◆ The problem:
In the records that follow, show each line where the word "mention" is present.

━━ Entries supplied

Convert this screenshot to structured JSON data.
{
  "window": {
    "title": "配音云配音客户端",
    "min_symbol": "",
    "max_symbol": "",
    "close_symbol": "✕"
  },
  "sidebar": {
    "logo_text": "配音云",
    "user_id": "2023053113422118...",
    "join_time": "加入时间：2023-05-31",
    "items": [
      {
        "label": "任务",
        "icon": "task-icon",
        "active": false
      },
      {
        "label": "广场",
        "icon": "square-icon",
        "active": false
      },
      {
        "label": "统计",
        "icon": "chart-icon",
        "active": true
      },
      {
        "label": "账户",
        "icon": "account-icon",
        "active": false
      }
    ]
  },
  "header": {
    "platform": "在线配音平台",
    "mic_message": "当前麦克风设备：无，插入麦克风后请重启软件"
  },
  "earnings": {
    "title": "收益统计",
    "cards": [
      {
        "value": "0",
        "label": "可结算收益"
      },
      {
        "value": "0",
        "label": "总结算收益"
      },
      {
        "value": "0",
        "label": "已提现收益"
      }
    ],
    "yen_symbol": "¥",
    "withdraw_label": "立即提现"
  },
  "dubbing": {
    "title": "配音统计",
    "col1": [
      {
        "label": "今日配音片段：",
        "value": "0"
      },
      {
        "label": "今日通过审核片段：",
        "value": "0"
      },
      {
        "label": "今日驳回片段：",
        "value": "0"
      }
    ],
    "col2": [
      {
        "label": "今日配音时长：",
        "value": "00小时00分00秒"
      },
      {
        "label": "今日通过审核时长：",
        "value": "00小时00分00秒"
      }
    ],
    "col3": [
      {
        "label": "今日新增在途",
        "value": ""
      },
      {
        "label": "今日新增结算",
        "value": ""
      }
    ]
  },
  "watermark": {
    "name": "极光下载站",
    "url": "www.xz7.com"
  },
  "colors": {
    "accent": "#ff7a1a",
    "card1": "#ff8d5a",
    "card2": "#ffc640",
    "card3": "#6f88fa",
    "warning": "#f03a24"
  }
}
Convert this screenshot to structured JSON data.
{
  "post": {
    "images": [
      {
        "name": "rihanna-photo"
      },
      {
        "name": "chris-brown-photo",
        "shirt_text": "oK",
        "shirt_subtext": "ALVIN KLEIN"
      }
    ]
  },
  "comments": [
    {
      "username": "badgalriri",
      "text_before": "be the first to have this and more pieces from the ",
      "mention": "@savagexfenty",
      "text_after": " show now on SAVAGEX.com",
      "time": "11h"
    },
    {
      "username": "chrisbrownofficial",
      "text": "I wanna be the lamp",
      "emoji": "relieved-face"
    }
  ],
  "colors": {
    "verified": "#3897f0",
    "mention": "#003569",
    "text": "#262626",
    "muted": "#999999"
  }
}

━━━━

◆ Result:
      "mention": "@savagexfenty",
    "mention": "#003569",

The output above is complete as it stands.